*Task prompt:*
This exercise calls for the records to be repeated in full, exactly as written.
↓↓↓
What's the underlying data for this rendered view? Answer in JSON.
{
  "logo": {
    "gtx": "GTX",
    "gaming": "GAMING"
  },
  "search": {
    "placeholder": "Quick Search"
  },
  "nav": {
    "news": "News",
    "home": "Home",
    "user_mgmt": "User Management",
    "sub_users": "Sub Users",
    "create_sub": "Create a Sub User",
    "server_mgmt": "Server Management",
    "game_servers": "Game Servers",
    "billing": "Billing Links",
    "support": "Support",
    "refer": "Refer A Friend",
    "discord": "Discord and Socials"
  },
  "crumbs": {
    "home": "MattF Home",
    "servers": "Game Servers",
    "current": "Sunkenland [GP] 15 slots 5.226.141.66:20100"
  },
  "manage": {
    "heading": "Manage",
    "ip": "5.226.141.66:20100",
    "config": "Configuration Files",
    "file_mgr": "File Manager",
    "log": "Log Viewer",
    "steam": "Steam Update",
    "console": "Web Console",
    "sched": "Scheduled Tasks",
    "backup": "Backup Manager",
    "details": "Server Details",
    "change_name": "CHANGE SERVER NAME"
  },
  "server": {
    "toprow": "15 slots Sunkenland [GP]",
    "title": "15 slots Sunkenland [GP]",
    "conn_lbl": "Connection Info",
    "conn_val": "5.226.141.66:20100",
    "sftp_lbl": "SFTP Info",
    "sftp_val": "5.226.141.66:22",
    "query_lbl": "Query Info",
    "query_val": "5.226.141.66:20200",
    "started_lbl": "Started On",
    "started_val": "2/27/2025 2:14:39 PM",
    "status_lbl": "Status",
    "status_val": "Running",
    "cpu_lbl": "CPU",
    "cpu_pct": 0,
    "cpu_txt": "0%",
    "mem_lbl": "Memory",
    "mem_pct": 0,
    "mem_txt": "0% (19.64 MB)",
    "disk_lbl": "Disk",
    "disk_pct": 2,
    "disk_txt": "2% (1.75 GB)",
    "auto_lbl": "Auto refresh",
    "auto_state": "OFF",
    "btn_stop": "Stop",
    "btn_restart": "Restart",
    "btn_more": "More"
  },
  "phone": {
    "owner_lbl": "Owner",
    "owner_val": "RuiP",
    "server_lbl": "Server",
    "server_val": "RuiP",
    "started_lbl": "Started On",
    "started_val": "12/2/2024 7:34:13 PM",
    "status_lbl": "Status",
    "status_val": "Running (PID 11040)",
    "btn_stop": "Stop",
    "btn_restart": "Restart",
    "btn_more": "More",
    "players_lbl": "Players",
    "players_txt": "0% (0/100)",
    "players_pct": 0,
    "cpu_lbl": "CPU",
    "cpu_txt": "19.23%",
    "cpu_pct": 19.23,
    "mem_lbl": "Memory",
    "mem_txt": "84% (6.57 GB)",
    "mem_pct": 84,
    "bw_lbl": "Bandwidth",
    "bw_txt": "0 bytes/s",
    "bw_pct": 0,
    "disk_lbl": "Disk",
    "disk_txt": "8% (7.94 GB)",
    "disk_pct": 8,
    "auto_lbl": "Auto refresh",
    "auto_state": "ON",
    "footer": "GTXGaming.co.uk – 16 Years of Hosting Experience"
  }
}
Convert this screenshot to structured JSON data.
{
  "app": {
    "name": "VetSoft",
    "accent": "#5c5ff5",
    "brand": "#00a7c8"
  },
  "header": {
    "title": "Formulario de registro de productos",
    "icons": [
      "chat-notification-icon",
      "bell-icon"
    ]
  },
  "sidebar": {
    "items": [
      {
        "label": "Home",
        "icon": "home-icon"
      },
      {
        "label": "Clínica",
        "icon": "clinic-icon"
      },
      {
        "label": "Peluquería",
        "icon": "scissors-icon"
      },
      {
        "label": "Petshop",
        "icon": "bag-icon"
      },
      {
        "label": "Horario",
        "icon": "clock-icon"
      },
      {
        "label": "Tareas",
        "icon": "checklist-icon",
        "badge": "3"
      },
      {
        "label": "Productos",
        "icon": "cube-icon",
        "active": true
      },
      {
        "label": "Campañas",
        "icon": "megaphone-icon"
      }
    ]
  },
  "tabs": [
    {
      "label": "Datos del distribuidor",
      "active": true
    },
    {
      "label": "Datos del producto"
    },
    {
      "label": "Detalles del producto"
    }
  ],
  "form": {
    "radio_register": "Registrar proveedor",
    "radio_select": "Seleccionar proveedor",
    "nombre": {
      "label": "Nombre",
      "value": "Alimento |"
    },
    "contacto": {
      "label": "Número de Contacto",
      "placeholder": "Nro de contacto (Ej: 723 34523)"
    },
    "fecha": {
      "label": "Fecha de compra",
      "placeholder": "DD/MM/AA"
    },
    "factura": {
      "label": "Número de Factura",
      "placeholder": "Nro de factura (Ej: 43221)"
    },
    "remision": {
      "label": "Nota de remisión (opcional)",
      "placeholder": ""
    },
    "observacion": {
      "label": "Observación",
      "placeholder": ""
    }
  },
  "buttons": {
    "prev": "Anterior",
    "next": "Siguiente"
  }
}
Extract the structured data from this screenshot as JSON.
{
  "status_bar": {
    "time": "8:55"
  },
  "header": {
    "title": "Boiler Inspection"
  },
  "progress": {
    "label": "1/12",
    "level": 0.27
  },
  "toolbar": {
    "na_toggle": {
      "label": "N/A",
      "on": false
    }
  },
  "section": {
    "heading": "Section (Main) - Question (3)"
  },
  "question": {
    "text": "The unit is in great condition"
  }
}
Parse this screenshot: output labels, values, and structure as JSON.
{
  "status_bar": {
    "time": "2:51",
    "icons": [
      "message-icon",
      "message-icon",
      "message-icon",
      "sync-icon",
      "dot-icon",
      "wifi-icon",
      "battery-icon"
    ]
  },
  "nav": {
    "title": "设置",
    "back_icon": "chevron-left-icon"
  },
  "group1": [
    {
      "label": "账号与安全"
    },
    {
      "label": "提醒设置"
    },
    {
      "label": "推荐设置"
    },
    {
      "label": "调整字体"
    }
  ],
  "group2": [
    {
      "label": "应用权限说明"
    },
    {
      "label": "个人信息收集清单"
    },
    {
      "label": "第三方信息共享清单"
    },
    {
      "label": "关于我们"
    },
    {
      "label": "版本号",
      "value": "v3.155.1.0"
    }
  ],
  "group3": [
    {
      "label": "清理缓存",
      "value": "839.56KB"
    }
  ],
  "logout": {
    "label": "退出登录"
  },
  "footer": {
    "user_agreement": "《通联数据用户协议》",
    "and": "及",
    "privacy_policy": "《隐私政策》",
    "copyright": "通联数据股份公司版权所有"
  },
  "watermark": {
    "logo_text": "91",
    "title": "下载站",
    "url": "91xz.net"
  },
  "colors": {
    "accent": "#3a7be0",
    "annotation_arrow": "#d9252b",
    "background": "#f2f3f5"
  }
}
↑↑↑
*Output:*
What's the underlying data for this rendered view? Answer in JSON.
{
  "logo": {
    "gtx": "GTX",
    "gaming": "GAMING"
  },
  "search": {
    "placeholder": "Quick Search"
  },
  "nav": {
    "news": "News",
    "home": "Home",
    "user_mgmt": "User Management",
    "sub_users": "Sub Users",
    "create_sub": "Create a Sub User",
    "server_mgmt": "Server Management",
    "game_servers": "Game Servers",
    "billing": "Billing Links",
    "support": "Support",
    "refer": "Refer A Friend",
    "discord": "Discord and Socials"
  },
  "crumbs": {
    "home": "MattF Home",
    "servers": "Game Servers",
    "current": "Sunkenland [GP] 15 slots 5.226.141.66:20100"
  },
  "manage": {
    "heading": "Manage",
    "ip": "5.226.141.66:20100",
    "config": "Configuration Files",
    "file_mgr": "File Manager",
    "log": "Log Viewer",
    "steam": "Steam Update",
    "console": "Web Console",
    "sched": "Scheduled Tasks",
    "backup": "Backup Manager",
    "details": "Server Details",
    "change_name": "CHANGE SERVER NAME"
  },
  "server": {
    "toprow": "15 slots Sunkenland [GP]",
    "title": "15 slots Sunkenland [GP]",
    "conn_lbl": "Connection Info",
    "conn_val": "5.226.141.66:20100",
    "sftp_lbl": "SFTP Info",
    "sftp_val": "5.226.141.66:22",
    "query_lbl": "Query Info",
    "query_val": "5.226.141.66:20200",
    "started_lbl": "Started On",
    "started_val": "2/27/2025 2:14:39 PM",
    "status_lbl": "Status",
    "status_val": "Running",
    "cpu_lbl": "CPU",
    "cpu_pct": 0,
    "cpu_txt": "0%",
    "mem_lbl": "Memory",
    "mem_pct": 0,
    "mem_txt": "0% (19.64 MB)",
    "disk_lbl": "Disk",
    "disk_pct": 2,
    "disk_txt": "2% (1.75 GB)",
    "auto_lbl": "Auto refresh",
    "auto_state": "OFF",
    "btn_stop": "Stop",
    "btn_restart": "Restart",
    "btn_more": "More"
  },
  "phone": {
    "owner_lbl": "Owner",
    "owner_val": "RuiP",
    "server_lbl": "Server",
    "server_val": "RuiP",
    "started_lbl": "Started On",
    "started_val": "12/2/2024 7:34:13 PM",
    "status_lbl": "Status",
    "status_val": "Running (PID 11040)",
    "btn_stop": "Stop",
    "btn_restart": "Restart",
    "btn_more": "More",
    "players_lbl": "Players",
    "players_txt": "0% (0/100)",
    "players_pct": 0,
    "cpu_lbl": "CPU",
    "cpu_txt": "19.23%",
    "cpu_pct": 19.23,
    "mem_lbl": "Memory",
    "mem_txt": "84% (6.57 GB)",
    "mem_pct": 84,
    "bw_lbl": "Bandwidth",
    "bw_txt": "0 bytes/s",
    "bw_pct": 0,
    "disk_lbl": "Disk",
    "disk_txt": "8% (7.94 GB)",
    "disk_pct": 8,
    "auto_lbl": "Auto refresh",
    "auto_state": "ON",
    "footer": "GTXGaming.co.uk – 16 Years of Hosting Experience"
  }
}
Convert this screenshot to structured JSON data.
{
  "app": {
    "name": "VetSoft",
    "accent": "#5c5ff5",
    "brand": "#00a7c8"
  },
  "header": {
    "title": "Formulario de registro de productos",
    "icons": [
      "chat-notification-icon",
      "bell-icon"
    ]
  },
  "sidebar": {
    "items": [
      {
        "label": "Home",
        "icon": "home-icon"
      },
      {
        "label": "Clínica",
        "icon": "clinic-icon"
      },
      {
        "label": "Peluquería",
        "icon": "scissors-icon"
      },
      {
        "label": "Petshop",
        "icon": "bag-icon"
      },
      {
        "label": "Horario",
        "icon": "clock-icon"
      },
      {
        "label": "Tareas",
        "icon": "checklist-icon",
        "badge": "3"
      },
      {
        "label": "Productos",
        "icon": "cube-icon",
        "active": true
      },
      {
        "label": "Campañas",
        "icon": "megaphone-icon"
      }
    ]
  },
  "tabs": [
    {
      "label": "Datos del distribuidor",
      "active": true
    },
    {
      "label": "Datos del producto"
    },
    {
      "label": "Detalles del producto"
    }
  ],
  "form": {
    "radio_register": "Registrar proveedor",
    "radio_select": "Seleccionar proveedor",
    "nombre": {
      "label": "Nombre",
      "value": "Alimento |"
    },
    "contacto": {
      "label": "Número de Contacto",
      "placeholder": "Nro de contacto (Ej: 723 34523)"
    },
    "fecha": {
      "label": "Fecha de compra",
      "placeholder": "DD/MM/AA"
    },
    "factura": {
      "label": "Número de Factura",
      "placeholder": "Nro de factura (Ej: 43221)"
    },
    "remision": {
      "label": "Nota de remisión (opcional)",
      "placeholder": ""
    },
    "observacion": {
      "label": "Observación",
      "placeholder": ""
    }
  },
  "buttons": {
    "prev": "Anterior",
    "next": "Siguiente"
  }
}
Extract the structured data from this screenshot as JSON.
{
  "status_bar": {
    "time": "8:55"
  },
  "header": {
    "title": "Boiler Inspection"
  },
  "progress": {
    "label": "1/12",
    "level": 0.27
  },
  "toolbar": {
    "na_toggle": {
      "label": "N/A",
      "on": false
    }
  },
  "section": {
    "heading": "Section (Main) - Question (3)"
  },
  "question": {
    "text": "The unit is in great condition"
  }
}
Parse this screenshot: output labels, values, and structure as JSON.
{
  "status_bar": {
    "time": "2:51",
    "icons": [
      "message-icon",
      "message-icon",
      "message-icon",
      "sync-icon",
      "dot-icon",
      "wifi-icon",
      "battery-icon"
    ]
  },
  "nav": {
    "title": "设置",
    "back_icon": "chevron-left-icon"
  },
  "group1": [
    {
      "label": "账号与安全"
    },
    {
      "label": "提醒设置"
    },
    {
      "label": "推荐设置"
    },
    {
      "label": "调整字体"
    }
  ],
  "group2": [
    {
      "label": "应用权限说明"
    },
    {
      "label": "个人信息收集清单"
    },
    {
      "label": "第三方信息共享清单"
    },
    {
      "label": "关于我们"
    },
    {
      "label": "版本号",
      "value": "v3.155.1.0"
    }
  ],
  "group3": [
    {
      "label": "清理缓存",
      "value": "839.56KB"
    }
  ],
  "logout": {
    "label": "退出登录"
  },
  "footer": {
    "user_agreement": "《通联数据用户协议》",
    "and": "及",
    "privacy_policy": "《隐私政策》",
    "copyright": "通联数据股份公司版权所有"
  },
  "watermark": {
    "logo_text": "91",
    "title": "下载站",
    "url": "91xz.net"
  },
  "colors": {
    "accent": "#3a7be0",
    "annotation_arrow": "#d9252b",
    "background": "#f2f3f5"
  }
}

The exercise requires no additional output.